Here at MTV News, we often get word of wacky movie biz gossip that has no chance of actually being true, from an art house director rumored to be taking on a franchise blockbuster to a long-forgotten film that someone, somewhere wants to reboot for the big screen. And then there are those rumors that are just so bizarre and delightful we hope against hope they contain a kernel of truth. Put a musical version of “Groundhog Day” into that last category.

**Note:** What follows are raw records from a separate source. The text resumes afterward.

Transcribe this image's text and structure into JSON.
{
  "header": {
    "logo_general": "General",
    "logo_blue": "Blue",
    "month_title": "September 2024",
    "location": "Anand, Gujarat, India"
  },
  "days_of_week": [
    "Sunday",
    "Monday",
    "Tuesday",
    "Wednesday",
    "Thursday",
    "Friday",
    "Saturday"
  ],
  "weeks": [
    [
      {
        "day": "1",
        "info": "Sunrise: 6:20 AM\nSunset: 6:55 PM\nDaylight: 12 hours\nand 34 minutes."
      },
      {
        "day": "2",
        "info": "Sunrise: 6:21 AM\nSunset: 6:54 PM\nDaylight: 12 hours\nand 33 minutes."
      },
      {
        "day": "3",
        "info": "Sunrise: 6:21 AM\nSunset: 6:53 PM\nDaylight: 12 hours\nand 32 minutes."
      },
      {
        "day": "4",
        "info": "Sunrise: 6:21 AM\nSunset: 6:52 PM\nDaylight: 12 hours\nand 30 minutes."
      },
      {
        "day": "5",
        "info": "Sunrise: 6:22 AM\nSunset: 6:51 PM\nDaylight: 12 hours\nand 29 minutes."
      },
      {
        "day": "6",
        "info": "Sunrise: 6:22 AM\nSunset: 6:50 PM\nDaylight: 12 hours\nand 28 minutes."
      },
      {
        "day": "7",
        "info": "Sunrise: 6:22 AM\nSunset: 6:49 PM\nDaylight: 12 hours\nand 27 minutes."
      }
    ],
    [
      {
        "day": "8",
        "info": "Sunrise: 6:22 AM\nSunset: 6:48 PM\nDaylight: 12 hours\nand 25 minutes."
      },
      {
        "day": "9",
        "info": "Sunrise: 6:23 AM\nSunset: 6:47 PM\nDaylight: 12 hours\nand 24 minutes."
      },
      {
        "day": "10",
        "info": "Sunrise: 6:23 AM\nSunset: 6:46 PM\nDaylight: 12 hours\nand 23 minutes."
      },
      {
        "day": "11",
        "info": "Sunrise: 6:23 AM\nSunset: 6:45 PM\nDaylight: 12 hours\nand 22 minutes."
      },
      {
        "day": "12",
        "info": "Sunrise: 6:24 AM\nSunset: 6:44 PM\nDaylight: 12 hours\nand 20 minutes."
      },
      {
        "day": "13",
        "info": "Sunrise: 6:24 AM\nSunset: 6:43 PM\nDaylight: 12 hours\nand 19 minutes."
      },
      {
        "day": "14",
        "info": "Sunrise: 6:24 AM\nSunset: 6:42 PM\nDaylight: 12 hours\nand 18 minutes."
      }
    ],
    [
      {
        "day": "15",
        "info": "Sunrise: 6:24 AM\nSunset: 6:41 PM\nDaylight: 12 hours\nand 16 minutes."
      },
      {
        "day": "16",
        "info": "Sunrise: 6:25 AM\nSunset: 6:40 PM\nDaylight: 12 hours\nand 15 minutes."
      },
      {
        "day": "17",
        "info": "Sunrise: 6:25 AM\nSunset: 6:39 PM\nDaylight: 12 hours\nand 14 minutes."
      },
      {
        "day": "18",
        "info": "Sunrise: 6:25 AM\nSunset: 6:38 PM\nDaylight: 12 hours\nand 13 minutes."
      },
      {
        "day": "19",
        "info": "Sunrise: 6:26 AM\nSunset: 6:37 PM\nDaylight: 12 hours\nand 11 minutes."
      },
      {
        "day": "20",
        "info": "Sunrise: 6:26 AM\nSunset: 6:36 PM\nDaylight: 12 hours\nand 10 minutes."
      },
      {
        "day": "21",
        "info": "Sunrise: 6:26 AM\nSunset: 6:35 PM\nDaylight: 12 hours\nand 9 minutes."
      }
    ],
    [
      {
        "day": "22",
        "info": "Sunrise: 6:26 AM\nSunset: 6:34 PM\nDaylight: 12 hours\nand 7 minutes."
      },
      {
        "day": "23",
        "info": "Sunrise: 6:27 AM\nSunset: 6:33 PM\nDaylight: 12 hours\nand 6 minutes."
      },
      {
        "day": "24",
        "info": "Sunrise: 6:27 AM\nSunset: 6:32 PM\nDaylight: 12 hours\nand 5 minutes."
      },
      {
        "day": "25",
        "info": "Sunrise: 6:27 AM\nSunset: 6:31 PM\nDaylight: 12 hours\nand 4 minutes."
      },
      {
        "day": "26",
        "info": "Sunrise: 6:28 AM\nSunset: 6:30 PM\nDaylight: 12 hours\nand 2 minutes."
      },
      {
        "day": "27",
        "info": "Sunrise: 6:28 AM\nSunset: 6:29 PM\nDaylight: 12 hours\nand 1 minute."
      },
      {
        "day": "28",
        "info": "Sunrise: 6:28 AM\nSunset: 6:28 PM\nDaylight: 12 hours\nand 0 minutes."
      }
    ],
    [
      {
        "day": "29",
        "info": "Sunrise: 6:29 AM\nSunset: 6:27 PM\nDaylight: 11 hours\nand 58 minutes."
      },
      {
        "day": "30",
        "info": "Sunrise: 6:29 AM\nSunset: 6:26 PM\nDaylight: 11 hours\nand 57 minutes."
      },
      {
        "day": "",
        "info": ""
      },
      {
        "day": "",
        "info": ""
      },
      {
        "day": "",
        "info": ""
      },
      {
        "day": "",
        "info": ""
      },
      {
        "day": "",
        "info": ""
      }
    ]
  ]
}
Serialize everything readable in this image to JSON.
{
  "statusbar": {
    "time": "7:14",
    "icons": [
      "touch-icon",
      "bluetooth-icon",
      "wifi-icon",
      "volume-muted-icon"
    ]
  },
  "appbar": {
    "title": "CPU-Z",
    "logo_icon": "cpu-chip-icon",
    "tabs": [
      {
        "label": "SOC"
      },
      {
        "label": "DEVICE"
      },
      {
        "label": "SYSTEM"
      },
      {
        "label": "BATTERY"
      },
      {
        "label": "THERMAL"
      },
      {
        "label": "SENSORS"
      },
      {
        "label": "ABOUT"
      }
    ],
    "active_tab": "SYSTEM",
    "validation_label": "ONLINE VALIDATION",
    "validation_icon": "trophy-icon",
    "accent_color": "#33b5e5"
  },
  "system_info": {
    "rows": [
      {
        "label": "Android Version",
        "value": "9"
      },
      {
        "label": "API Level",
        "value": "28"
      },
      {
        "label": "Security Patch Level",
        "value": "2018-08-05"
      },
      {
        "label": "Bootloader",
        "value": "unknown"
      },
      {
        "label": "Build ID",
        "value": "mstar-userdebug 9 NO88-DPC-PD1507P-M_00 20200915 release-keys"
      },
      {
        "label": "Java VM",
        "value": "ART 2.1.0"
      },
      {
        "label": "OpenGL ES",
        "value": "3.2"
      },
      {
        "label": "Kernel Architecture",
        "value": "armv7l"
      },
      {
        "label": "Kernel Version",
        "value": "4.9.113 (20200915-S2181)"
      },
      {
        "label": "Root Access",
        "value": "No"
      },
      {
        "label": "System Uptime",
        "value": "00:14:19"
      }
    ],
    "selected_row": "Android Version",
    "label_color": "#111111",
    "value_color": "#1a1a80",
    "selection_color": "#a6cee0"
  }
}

About five years ago, the famed Broadway lyrist and composer Stephen Sondheim (“Sweeney Todd”) told some folks he loved the idea of doing a stage adaptation of “Groundhog,” the classic 1993 Bill Murray comedy about a prickly weatherman stuck reliving the same day over and over again. And that was about it. No one thought it might actually happen. But when Harold Ramis stopped by the MTV News offices to chat about his upcoming movie “The Year One,” he revealed that plans for a “Groundhog” musical are not just idle gossip, but are actually moving forward.
“Danny Rubin, who wrote the original script, has been working on a book for a musical,” said Ramis.
Unfortunately, Rubin hasn’t exactly had a string of successful screenplays since his “Groundhog Day” script, which was actually extensively rewritten by Ramis (the two share the writing credit). If you loved the Stephen Dorff -starring “S.F.W.,” maybe you can get excited for Rubin’s musical adaptation. But am I the only who hopes Ramis -- who’s written some of the greatest comedies of the last 30 years in “Animal House,” “Caddyshack,” “Ghostbusters” and others -- takes an active role in the production?
And when it comes to the musical aspects, I’ll hold out hope that Sondheim joins in. “Stephen Sondheim was asked what film he would turn into a musical and he said ‘Groundhog Day,’” explained Ramis. “And I said, ‘Wow, that’s pretty cool.’ James Lapine, who directed a lot of Sondheim, actually contacted me and asked if I’d thought about a ‘Groundhog Day’ musical.”
So does that mean Sondheim might in fact be involved? “I don’t know,” Ramis said. “I like that he took it that seriously.”
If Sondheim doesn’t end up participating in the “Groundhog” musical, perhaps Ramis will decide to once again tinker with the material. During the MTV interview, he did have one piece of advice for a “Groundhog Day” showstopper on Broadway. “The same as the song that opened it probably,” he said with a laugh. “It’s just one song all the way through.”
“Groundhog Day” on Broadway—sacrilegious or fantastic? Who should play Murray’s Phil Connors?